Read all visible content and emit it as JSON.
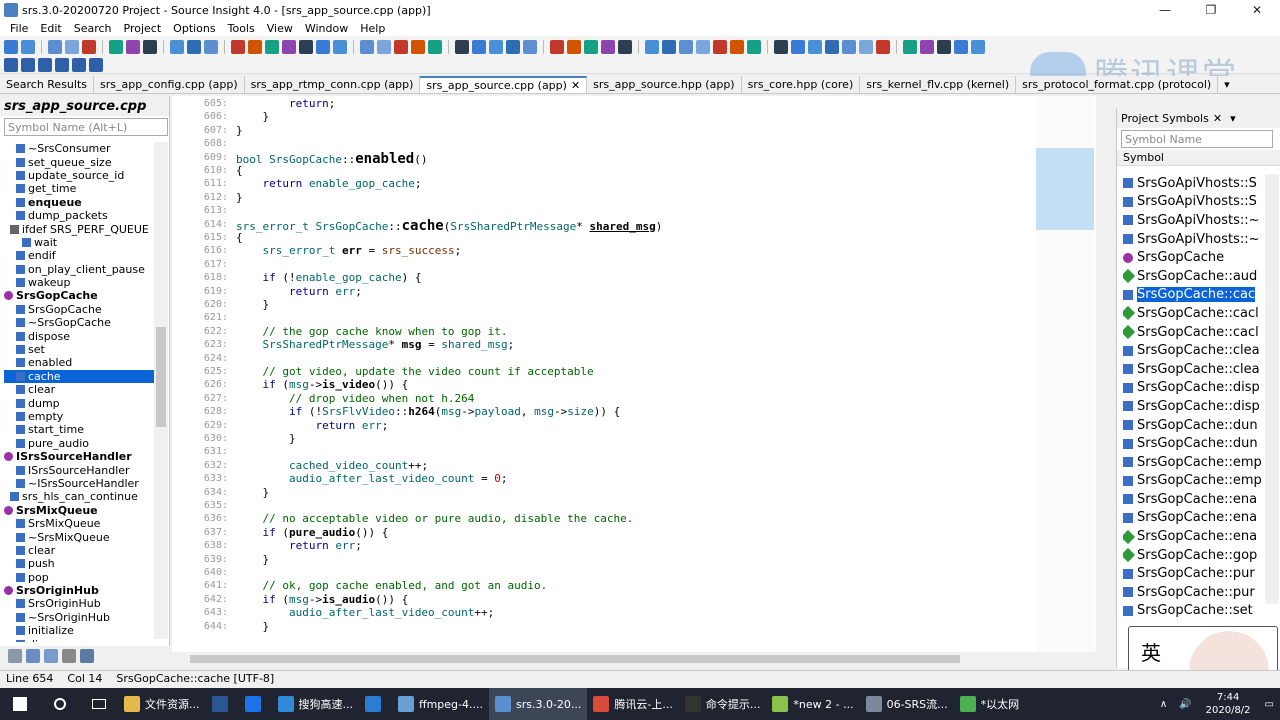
{
  "window": {
    "title": "srs.3.0-20200720 Project - Source Insight 4.0 - [srs_app_source.cpp (app)]",
    "controls": [
      "—",
      "❐",
      "✕"
    ]
  },
  "menu": [
    "File",
    "Edit",
    "Search",
    "Project",
    "Options",
    "Tools",
    "View",
    "Window",
    "Help"
  ],
  "watermark": {
    "text": "腾讯课堂"
  },
  "tabs": [
    {
      "label": "Search Results",
      "active": false
    },
    {
      "label": "srs_app_config.cpp (app)",
      "active": false
    },
    {
      "label": "srs_app_rtmp_conn.cpp (app)",
      "active": false
    },
    {
      "label": "srs_app_source.cpp (app)",
      "active": true,
      "close": "✕"
    },
    {
      "label": "srs_app_source.hpp (app)",
      "active": false
    },
    {
      "label": "srs_core.hpp (core)",
      "active": false
    },
    {
      "label": "srs_kernel_flv.cpp (kernel)",
      "active": false
    },
    {
      "label": "srs_protocol_format.cpp (protocol)",
      "active": false
    }
  ],
  "tab_overflow": "▾",
  "left_panel": {
    "title": "srs_app_source.cpp",
    "search_placeholder": "Symbol Name (Alt+L)",
    "symbols": [
      {
        "text": "~SrsConsumer",
        "indent": 2,
        "icon": "method-icon",
        "bold": false
      },
      {
        "text": "set_queue_size",
        "indent": 2,
        "icon": "method-icon",
        "bold": false
      },
      {
        "text": "update_source_id",
        "indent": 2,
        "icon": "method-icon",
        "bold": false
      },
      {
        "text": "get_time",
        "indent": 2,
        "icon": "method-icon",
        "bold": false
      },
      {
        "text": "enqueue",
        "indent": 2,
        "icon": "method-icon",
        "bold": true
      },
      {
        "text": "dump_packets",
        "indent": 2,
        "icon": "method-icon",
        "bold": false
      },
      {
        "text": "ifdef SRS_PERF_QUEUE",
        "indent": 1,
        "icon": "ifdef-icon",
        "bold": false
      },
      {
        "text": "wait",
        "indent": 3,
        "icon": "method-icon",
        "bold": false
      },
      {
        "text": "endif",
        "indent": 2,
        "icon": "method-icon",
        "bold": false
      },
      {
        "text": "on_play_client_pause",
        "indent": 2,
        "icon": "method-icon",
        "bold": false
      },
      {
        "text": "wakeup",
        "indent": 2,
        "icon": "method-icon",
        "bold": false
      },
      {
        "text": "SrsGopCache",
        "indent": 0,
        "icon": "class-icon",
        "bold": true
      },
      {
        "text": "SrsGopCache",
        "indent": 2,
        "icon": "method-icon",
        "bold": false
      },
      {
        "text": "~SrsGopCache",
        "indent": 2,
        "icon": "method-icon",
        "bold": false
      },
      {
        "text": "dispose",
        "indent": 2,
        "icon": "method-icon",
        "bold": false
      },
      {
        "text": "set",
        "indent": 2,
        "icon": "method-icon",
        "bold": false
      },
      {
        "text": "enabled",
        "indent": 2,
        "icon": "method-icon",
        "bold": false
      },
      {
        "text": "cache",
        "indent": 2,
        "icon": "method-icon",
        "bold": false,
        "selected": true
      },
      {
        "text": "clear",
        "indent": 2,
        "icon": "method-icon",
        "bold": false
      },
      {
        "text": "dump",
        "indent": 2,
        "icon": "method-icon",
        "bold": false
      },
      {
        "text": "empty",
        "indent": 2,
        "icon": "method-icon",
        "bold": false
      },
      {
        "text": "start_time",
        "indent": 2,
        "icon": "method-icon",
        "bold": false
      },
      {
        "text": "pure_audio",
        "indent": 2,
        "icon": "method-icon",
        "bold": false
      },
      {
        "text": "ISrsSourceHandler",
        "indent": 0,
        "icon": "class-icon",
        "bold": true
      },
      {
        "text": "ISrsSourceHandler",
        "indent": 2,
        "icon": "method-icon",
        "bold": false
      },
      {
        "text": "~ISrsSourceHandler",
        "indent": 2,
        "icon": "method-icon",
        "bold": false
      },
      {
        "text": "srs_hls_can_continue",
        "indent": 1,
        "icon": "function-icon",
        "bold": false
      },
      {
        "text": "SrsMixQueue",
        "indent": 0,
        "icon": "class-icon",
        "bold": true
      },
      {
        "text": "SrsMixQueue",
        "indent": 2,
        "icon": "method-icon",
        "bold": false
      },
      {
        "text": "~SrsMixQueue",
        "indent": 2,
        "icon": "method-icon",
        "bold": false
      },
      {
        "text": "clear",
        "indent": 2,
        "icon": "method-icon",
        "bold": false
      },
      {
        "text": "push",
        "indent": 2,
        "icon": "method-icon",
        "bold": false
      },
      {
        "text": "pop",
        "indent": 2,
        "icon": "method-icon",
        "bold": false
      },
      {
        "text": "SrsOriginHub",
        "indent": 0,
        "icon": "class-icon",
        "bold": true
      },
      {
        "text": "SrsOriginHub",
        "indent": 2,
        "icon": "method-icon",
        "bold": false
      },
      {
        "text": "~SrsOriginHub",
        "indent": 2,
        "icon": "method-icon",
        "bold": false
      },
      {
        "text": "initialize",
        "indent": 2,
        "icon": "method-icon",
        "bold": false
      },
      {
        "text": "dispose",
        "indent": 2,
        "icon": "method-icon",
        "bold": false
      }
    ]
  },
  "editor": {
    "lines": [
      {
        "n": "605:",
        "html": "        <span class='kw'>return</span>;"
      },
      {
        "n": "606:",
        "html": "    }"
      },
      {
        "n": "607:",
        "html": "}"
      },
      {
        "n": "608:",
        "html": ""
      },
      {
        "n": "609:",
        "html": "<span class='ty'>bool</span> <span class='ty'>SrsGopCache</span>::<span class='fnbig'>enabled</span>()"
      },
      {
        "n": "610:",
        "html": "{"
      },
      {
        "n": "611:",
        "html": "    <span class='kw'>return</span> <span class='ty'>enable_gop_cache</span>;"
      },
      {
        "n": "612:",
        "html": "}"
      },
      {
        "n": "613:",
        "html": ""
      },
      {
        "n": "614:",
        "html": "<span class='ty'>srs_error_t</span> <span class='ty'>SrsGopCache</span>::<span class='fnbig'>cache</span>(<span class='ty'>SrsSharedPtrMessage</span>* <span class='fn' style='text-decoration:underline'>shared_msg</span>)"
      },
      {
        "n": "615:",
        "html": "{"
      },
      {
        "n": "616:",
        "html": "    <span class='ty'>srs_error_t</span> <span class='fn'>err</span> = <span class='var'>srs_success</span>;"
      },
      {
        "n": "617:",
        "html": ""
      },
      {
        "n": "618:",
        "html": "    <span class='kw'>if</span> (!<span class='ty'>enable_gop_cache</span>) {"
      },
      {
        "n": "619:",
        "html": "        <span class='kw'>return</span> <span class='ty'>err</span>;"
      },
      {
        "n": "620:",
        "html": "    }"
      },
      {
        "n": "621:",
        "html": ""
      },
      {
        "n": "622:",
        "html": "    <span class='cm'>// the gop cache know when to gop it.</span>"
      },
      {
        "n": "623:",
        "html": "    <span class='ty'>SrsSharedPtrMessage</span>* <span class='fn'>msg</span> = <span class='ty'>shared_msg</span>;"
      },
      {
        "n": "624:",
        "html": ""
      },
      {
        "n": "625:",
        "html": "    <span class='cm'>// got video, update the video count if acceptable</span>"
      },
      {
        "n": "626:",
        "html": "    <span class='kw'>if</span> (<span class='ty'>msg</span>-><span class='fn'>is_video</span>()) {"
      },
      {
        "n": "627:",
        "html": "        <span class='cm'>// drop video when not h.264</span>"
      },
      {
        "n": "628:",
        "html": "        <span class='kw'>if</span> (!<span class='ty'>SrsFlvVideo</span>::<span class='fn'>h264</span>(<span class='ty'>msg</span>-><span class='ty'>payload</span>, <span class='ty'>msg</span>-><span class='ty'>size</span>)) {"
      },
      {
        "n": "629:",
        "html": "            <span class='kw'>return</span> <span class='ty'>err</span>;"
      },
      {
        "n": "630:",
        "html": "        }"
      },
      {
        "n": "631:",
        "html": ""
      },
      {
        "n": "632:",
        "html": "        <span class='ty'>cached_video_count</span>++;"
      },
      {
        "n": "633:",
        "html": "        <span class='ty'>audio_after_last_video_count</span> = <span class='num'>0</span>;"
      },
      {
        "n": "634:",
        "html": "    }"
      },
      {
        "n": "635:",
        "html": ""
      },
      {
        "n": "636:",
        "html": "    <span class='cm'>// no acceptable video or pure audio, disable the cache.</span>"
      },
      {
        "n": "637:",
        "html": "    <span class='kw'>if</span> (<span class='fn'>pure_audio</span>()) {"
      },
      {
        "n": "638:",
        "html": "        <span class='kw'>return</span> <span class='ty'>err</span>;"
      },
      {
        "n": "639:",
        "html": "    }"
      },
      {
        "n": "640:",
        "html": ""
      },
      {
        "n": "641:",
        "html": "    <span class='cm'>// ok, gop cache enabled, and got an audio.</span>"
      },
      {
        "n": "642:",
        "html": "    <span class='kw'>if</span> (<span class='ty'>msg</span>-><span class='fn'>is_audio</span>()) {"
      },
      {
        "n": "643:",
        "html": "        <span class='ty'>audio_after_last_video_count</span>++;"
      },
      {
        "n": "644:",
        "html": "    }"
      }
    ]
  },
  "right_panel": {
    "title": "Project Symbols",
    "search_placeholder": "Symbol Name",
    "column": "Symbol",
    "symbols": [
      {
        "text": "SrsGoApiVhosts::S",
        "icon": "method-icon"
      },
      {
        "text": "SrsGoApiVhosts::S",
        "icon": "method-icon"
      },
      {
        "text": "SrsGoApiVhosts::~",
        "icon": "method-icon"
      },
      {
        "text": "SrsGoApiVhosts::~",
        "icon": "method-icon"
      },
      {
        "text": "SrsGopCache",
        "icon": "class-icon"
      },
      {
        "text": "SrsGopCache::aud",
        "icon": "member-icon"
      },
      {
        "text": "SrsGopCache::cac",
        "icon": "method-icon",
        "selected": true
      },
      {
        "text": "SrsGopCache::cacl",
        "icon": "member-icon"
      },
      {
        "text": "SrsGopCache::cacl",
        "icon": "member-icon"
      },
      {
        "text": "SrsGopCache::clea",
        "icon": "method-icon"
      },
      {
        "text": "SrsGopCache::clea",
        "icon": "method-icon"
      },
      {
        "text": "SrsGopCache::disp",
        "icon": "method-icon"
      },
      {
        "text": "SrsGopCache::disp",
        "icon": "method-icon"
      },
      {
        "text": "SrsGopCache::dun",
        "icon": "method-icon"
      },
      {
        "text": "SrsGopCache::dun",
        "icon": "method-icon"
      },
      {
        "text": "SrsGopCache::emp",
        "icon": "method-icon"
      },
      {
        "text": "SrsGopCache::emp",
        "icon": "method-icon"
      },
      {
        "text": "SrsGopCache::ena",
        "icon": "method-icon"
      },
      {
        "text": "SrsGopCache::ena",
        "icon": "method-icon"
      },
      {
        "text": "SrsGopCache::ena",
        "icon": "member-icon"
      },
      {
        "text": "SrsGopCache::gop",
        "icon": "member-icon"
      },
      {
        "text": "SrsGopCache::pur",
        "icon": "method-icon"
      },
      {
        "text": "SrsGopCache::pur",
        "icon": "method-icon"
      },
      {
        "text": "SrsGopCache::set",
        "icon": "method-icon"
      }
    ]
  },
  "status": {
    "line": "Line 654",
    "col": "Col 14",
    "symbol": "SrsGopCache::cache [UTF-8]"
  },
  "taskbar": {
    "items": [
      {
        "label": "文件资源...",
        "color": "#e8b84a",
        "active": false
      },
      {
        "label": "",
        "color": "#2b5797",
        "active": false
      },
      {
        "label": "",
        "color": "#1a73e8",
        "active": false
      },
      {
        "label": "搜狗高速...",
        "color": "#2f8ad8",
        "active": false
      },
      {
        "label": "",
        "color": "#2b7cd3",
        "active": false
      },
      {
        "label": "ffmpeg-4....",
        "color": "#6aa0d8",
        "active": false
      },
      {
        "label": "srs.3.0-20...",
        "color": "#5a8fd0",
        "active": true
      },
      {
        "label": "腾讯云-上...",
        "color": "#d84a3a",
        "active": false
      },
      {
        "label": "命令提示...",
        "color": "#333333",
        "active": false
      },
      {
        "label": "*new 2 - ...",
        "color": "#8bc34a",
        "active": false
      },
      {
        "label": "06-SRS流...",
        "color": "#7a8a9a",
        "active": false
      },
      {
        "label": "*以太网",
        "color": "#4caf50",
        "active": false
      }
    ],
    "time": "7:44",
    "date": "2020/8/2"
  },
  "overlay": {
    "text": "英"
  },
  "colors": {
    "selection": "#0a64d8",
    "comment": "#006600",
    "keyword": "#00008b"
  }
}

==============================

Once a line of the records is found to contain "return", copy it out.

Your response
        "html": "        <span class='kw'>return</span>;"
        "html": "    <span class='kw'>return</span> <span class='ty'>enable_gop_cache</span>;"
        "html": "        <span class='kw'>return</span> <span class='ty'>err</span>;"
        "html": "            <span class='kw'>return</span> <span class='ty'>err</span>;"
        "html": "        <span class='kw'>return</span> <span class='ty'>err</span>;"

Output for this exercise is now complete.